Follow the instructions in your cover letter. If you are running late, call us at (608) 263-8094 to let us know. If you are more than 30 minutes late, we may have to cancel and reschedule. We do our best to stay on time.
Plan to be with us about 3-5 hours. Your driver will need to be available in our waiting room or by phone.
A nurse will review your health history and place an IV. The IV is used to give you medicines which make you feel drowsy and relaxed during your test. You will be placed on an x-ray table and will lie on your stomach for the exam. If there is a chance that you are pregnant, we will need to know this before using the x-ray machine. The test will take about 1 hour.
After the test you will go to our recovery room for about 1½ hours. Your driver may sit with you there. Once awake, you may be given something to drink. Sometimes patients will need to stay in the hospital for the night.
Your doctor will discuss results with you before you go home. You and the doctor who referred you will get a copy of the report.
After the Exam and for the Rest of the Day
Do not return to work.
Do not drive.
Do not use heavy machinery.
Do not make any important decisions.
Plan to rest.
Do not drink alcohol.
You should be able to resume normal daily tasks the day after your exam.
You may have a mild sore throat. Gargling salt water should help.
You will be asked to stay on a liquid diet for the rest of the day.

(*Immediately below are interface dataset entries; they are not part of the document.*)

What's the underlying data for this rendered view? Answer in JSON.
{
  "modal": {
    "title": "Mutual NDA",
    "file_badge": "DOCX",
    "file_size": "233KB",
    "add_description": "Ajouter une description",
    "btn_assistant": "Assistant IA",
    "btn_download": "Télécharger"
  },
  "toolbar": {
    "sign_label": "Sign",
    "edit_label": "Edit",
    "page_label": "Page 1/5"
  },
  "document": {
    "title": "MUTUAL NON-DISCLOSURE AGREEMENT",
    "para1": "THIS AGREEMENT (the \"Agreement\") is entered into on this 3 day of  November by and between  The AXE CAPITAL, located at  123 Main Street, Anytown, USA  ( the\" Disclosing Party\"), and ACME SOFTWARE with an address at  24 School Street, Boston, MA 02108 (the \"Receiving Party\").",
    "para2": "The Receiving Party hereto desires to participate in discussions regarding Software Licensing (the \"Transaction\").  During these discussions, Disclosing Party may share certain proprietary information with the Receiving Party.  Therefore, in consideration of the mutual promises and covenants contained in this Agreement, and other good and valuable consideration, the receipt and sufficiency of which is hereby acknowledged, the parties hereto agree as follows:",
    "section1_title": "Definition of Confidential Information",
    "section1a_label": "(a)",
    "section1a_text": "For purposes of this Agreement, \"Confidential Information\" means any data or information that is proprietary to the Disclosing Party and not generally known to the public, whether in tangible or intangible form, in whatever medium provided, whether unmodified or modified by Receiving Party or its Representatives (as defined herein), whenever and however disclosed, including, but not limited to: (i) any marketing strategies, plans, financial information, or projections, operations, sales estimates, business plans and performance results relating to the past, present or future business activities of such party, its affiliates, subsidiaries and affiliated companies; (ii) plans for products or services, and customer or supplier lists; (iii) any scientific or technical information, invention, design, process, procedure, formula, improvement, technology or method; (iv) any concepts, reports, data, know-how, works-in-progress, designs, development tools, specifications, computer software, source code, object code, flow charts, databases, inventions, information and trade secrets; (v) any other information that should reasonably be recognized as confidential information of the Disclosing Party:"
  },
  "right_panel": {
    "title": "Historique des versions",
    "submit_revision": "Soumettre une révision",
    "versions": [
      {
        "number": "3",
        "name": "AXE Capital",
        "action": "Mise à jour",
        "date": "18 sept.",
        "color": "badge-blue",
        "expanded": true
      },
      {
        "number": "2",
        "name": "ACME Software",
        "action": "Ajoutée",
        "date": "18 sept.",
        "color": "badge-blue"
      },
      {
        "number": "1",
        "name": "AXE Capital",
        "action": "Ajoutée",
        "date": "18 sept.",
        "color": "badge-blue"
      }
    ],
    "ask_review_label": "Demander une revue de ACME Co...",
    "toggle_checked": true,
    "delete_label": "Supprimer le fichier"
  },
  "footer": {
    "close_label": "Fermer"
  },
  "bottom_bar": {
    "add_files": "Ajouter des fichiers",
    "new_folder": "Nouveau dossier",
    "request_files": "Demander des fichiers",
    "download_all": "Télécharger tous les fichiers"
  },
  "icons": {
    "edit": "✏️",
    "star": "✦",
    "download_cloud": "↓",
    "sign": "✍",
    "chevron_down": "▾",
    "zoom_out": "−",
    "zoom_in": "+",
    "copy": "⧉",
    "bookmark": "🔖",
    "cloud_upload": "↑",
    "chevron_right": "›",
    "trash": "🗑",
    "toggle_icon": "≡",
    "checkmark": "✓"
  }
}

You may have some gas pains from the air used to distend your stomach. Belching will help.
You should have someone stay with you overnight after the procedure.
How to Contact Us
GI Procedure Center at University Hospital
7:00 am to 5:00 pm
Digestive Health Center at Meriter Hospital
8:00 am to 5:00 pm
After clinic hours, this number will give you the paging operator. Ask for the gastroenterology (GI) doctor on call. Leave your name and phone number with the area code. The doctor will call you back.
If you live out of the area, call 1-800-323-8942.
If you are not able to keep your visit, let us know 5 days in advance.